I challenge you to try it and tell me it’s not. I think I ate a pound of it last night and probably would have eaten more if I wasn’t around other people.
The best part is, this is an EASY prime rib roast recipe, takes about 15 minutes to prep – the hardest part is waiting.
So pick your chin up, wipe the drool off and let’s get started!
1 New York or Rib Eye Roast, room tempature (about 8oz per person, and make sure it’s cut from the bone and retied)
1/4 cup Kosher Salt
10 Whole Cloves of Garlic
Fresh Herbs – Thyme, Oregano and Rosemary – about 1T each – I just threw them in.
1/4 Olive Oil
1. In blender or food processor, thoroughly blend garlic, fresh herbs and olive oil. In a separate bowl mix kosher salt and pepper. Remove ties from roast and set inside roasting pan and rub roast down with garlic paste and salt & pepper mixer, until it is completely covered. Retie and turn roast with bone side down, letting it rest until it reaches room temperature (30 minutes).
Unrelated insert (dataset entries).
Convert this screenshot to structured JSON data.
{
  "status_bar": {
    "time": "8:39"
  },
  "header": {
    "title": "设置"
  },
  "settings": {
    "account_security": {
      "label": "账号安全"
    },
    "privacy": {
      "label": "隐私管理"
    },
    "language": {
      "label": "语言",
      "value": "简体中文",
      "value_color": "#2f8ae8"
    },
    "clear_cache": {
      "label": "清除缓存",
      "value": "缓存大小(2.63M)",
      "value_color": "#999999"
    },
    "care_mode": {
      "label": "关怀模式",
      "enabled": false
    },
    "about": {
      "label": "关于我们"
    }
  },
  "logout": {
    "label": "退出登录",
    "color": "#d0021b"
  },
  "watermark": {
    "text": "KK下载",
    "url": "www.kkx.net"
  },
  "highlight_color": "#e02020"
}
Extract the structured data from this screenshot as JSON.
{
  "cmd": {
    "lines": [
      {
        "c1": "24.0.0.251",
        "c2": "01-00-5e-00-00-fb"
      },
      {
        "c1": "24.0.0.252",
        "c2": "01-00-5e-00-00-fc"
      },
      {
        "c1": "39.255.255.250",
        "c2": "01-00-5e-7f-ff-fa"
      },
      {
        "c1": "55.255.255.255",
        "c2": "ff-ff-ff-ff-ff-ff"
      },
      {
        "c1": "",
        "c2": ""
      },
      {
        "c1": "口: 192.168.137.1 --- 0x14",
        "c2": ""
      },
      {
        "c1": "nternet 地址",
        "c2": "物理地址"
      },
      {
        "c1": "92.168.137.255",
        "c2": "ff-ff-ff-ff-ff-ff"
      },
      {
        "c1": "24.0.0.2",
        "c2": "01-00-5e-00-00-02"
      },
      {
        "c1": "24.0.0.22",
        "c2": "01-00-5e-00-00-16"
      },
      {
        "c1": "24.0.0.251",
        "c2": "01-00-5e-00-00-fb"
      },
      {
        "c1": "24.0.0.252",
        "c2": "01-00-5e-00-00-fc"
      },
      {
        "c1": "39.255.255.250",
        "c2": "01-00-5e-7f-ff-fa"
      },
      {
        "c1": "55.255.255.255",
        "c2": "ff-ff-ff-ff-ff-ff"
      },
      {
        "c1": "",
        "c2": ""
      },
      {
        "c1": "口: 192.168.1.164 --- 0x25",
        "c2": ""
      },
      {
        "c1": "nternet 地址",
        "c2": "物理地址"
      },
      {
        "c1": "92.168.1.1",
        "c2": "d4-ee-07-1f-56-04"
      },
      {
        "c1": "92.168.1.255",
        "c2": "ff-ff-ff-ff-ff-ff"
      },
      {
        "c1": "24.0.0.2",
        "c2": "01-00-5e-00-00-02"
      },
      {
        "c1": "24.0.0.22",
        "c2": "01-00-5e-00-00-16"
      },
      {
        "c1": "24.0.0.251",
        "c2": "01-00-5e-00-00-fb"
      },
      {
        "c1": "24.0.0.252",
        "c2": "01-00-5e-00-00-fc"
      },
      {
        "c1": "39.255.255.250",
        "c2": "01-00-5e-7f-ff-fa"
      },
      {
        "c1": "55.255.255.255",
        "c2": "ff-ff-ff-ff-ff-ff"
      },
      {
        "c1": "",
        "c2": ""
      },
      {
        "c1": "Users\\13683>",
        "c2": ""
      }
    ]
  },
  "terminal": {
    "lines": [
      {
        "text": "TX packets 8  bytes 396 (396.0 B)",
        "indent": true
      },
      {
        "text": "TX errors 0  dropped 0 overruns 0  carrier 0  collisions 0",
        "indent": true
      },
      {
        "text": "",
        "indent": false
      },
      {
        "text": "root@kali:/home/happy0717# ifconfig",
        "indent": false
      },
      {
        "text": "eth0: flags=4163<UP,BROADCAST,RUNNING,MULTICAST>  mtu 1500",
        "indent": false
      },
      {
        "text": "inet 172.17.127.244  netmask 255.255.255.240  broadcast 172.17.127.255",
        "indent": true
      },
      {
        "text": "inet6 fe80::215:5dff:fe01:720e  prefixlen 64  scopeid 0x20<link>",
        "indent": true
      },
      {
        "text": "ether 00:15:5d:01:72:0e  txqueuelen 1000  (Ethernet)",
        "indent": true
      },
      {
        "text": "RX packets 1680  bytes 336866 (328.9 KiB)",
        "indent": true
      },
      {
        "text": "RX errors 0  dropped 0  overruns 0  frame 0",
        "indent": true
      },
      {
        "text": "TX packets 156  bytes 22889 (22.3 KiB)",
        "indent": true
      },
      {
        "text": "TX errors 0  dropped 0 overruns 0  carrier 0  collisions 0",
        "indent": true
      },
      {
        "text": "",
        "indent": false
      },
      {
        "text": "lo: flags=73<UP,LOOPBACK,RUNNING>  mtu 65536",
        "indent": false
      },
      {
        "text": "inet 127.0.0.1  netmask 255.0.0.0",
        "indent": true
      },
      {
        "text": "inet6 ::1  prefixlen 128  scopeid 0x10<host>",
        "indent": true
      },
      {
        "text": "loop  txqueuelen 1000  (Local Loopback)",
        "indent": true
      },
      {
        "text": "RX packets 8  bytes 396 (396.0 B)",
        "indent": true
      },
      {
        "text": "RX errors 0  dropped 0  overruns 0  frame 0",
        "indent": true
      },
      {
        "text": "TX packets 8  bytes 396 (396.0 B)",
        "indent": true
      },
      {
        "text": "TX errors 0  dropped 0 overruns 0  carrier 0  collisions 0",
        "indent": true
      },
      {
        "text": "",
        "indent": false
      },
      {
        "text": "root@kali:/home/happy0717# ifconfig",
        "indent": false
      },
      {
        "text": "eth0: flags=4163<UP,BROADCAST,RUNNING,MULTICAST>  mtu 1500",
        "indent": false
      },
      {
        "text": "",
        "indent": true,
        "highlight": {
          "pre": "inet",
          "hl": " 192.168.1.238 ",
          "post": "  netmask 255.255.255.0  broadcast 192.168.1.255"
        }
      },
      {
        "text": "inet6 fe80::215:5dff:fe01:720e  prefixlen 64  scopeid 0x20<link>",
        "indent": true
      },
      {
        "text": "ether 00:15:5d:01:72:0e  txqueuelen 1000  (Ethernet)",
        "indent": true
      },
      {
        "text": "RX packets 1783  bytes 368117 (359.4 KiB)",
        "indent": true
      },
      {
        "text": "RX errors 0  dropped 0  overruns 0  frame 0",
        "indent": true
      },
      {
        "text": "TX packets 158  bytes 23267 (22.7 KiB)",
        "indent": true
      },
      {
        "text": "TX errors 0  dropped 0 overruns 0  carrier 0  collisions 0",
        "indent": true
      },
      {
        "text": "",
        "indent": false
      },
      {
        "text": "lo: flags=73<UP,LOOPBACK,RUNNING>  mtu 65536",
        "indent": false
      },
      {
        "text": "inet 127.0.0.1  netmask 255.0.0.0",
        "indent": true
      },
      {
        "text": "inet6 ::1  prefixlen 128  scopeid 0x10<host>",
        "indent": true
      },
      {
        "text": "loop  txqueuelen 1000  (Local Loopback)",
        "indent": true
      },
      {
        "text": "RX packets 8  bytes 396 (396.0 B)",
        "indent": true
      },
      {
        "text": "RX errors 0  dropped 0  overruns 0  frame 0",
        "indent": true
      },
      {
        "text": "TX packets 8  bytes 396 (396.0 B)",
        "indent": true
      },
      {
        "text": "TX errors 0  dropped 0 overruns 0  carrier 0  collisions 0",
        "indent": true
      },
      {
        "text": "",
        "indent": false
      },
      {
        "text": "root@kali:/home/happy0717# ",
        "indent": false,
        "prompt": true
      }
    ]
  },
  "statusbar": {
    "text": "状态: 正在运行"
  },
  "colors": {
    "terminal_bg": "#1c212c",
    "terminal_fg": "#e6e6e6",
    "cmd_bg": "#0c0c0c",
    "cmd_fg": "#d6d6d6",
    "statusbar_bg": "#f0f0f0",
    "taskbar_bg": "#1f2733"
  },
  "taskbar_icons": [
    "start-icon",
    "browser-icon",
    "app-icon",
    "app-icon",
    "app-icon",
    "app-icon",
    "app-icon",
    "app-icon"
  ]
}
2. While roast is resting, preheat oven to 400 degrees. Roast the meat for 1 hour. Turn the oven off for 4-5 hours and DO NOT OPEN the door. Turn oven back on 350 degree and cook another 1-1 1/2 Hours more. The true test that your meat is done if the temperature, not the time. Make sure you have a thermometer that is accurate.
What temperature your prime rib roast should be:
Rare 120-125 | Medium Rare 130-135 | Medium 140 to 145 | Medium Well 150 to 155 | Well Done 160
3. Remove roast from pan and let rest for at least 20 minutes before cutting, resist the urge to cut through to see if it’s done. Remember that meat will continue to cook when resting.
Few last minute tips:
I have been making this same roast recipe for several years now. I still get nervous every time, and that’s because this is an expensive piece of meat. But don’t worry, it will turn out great.
Another great part about this recipe is that it works around your schedule. If you are preparing for Christmas day and going to church in the morning, you can complete the first step (roasting for an hour) and have a good stretch of time when you don’t even have to think about it.
Gauge that last 1 1/2 cooking time for when your guests will arrive. Remember that if your party is starting at 6pm, plan for your roast to be ready by 6:30 including resting time. Who starts eating right when people walk in the door?
Ta!Ta! Let me know how your holiday meal turns out!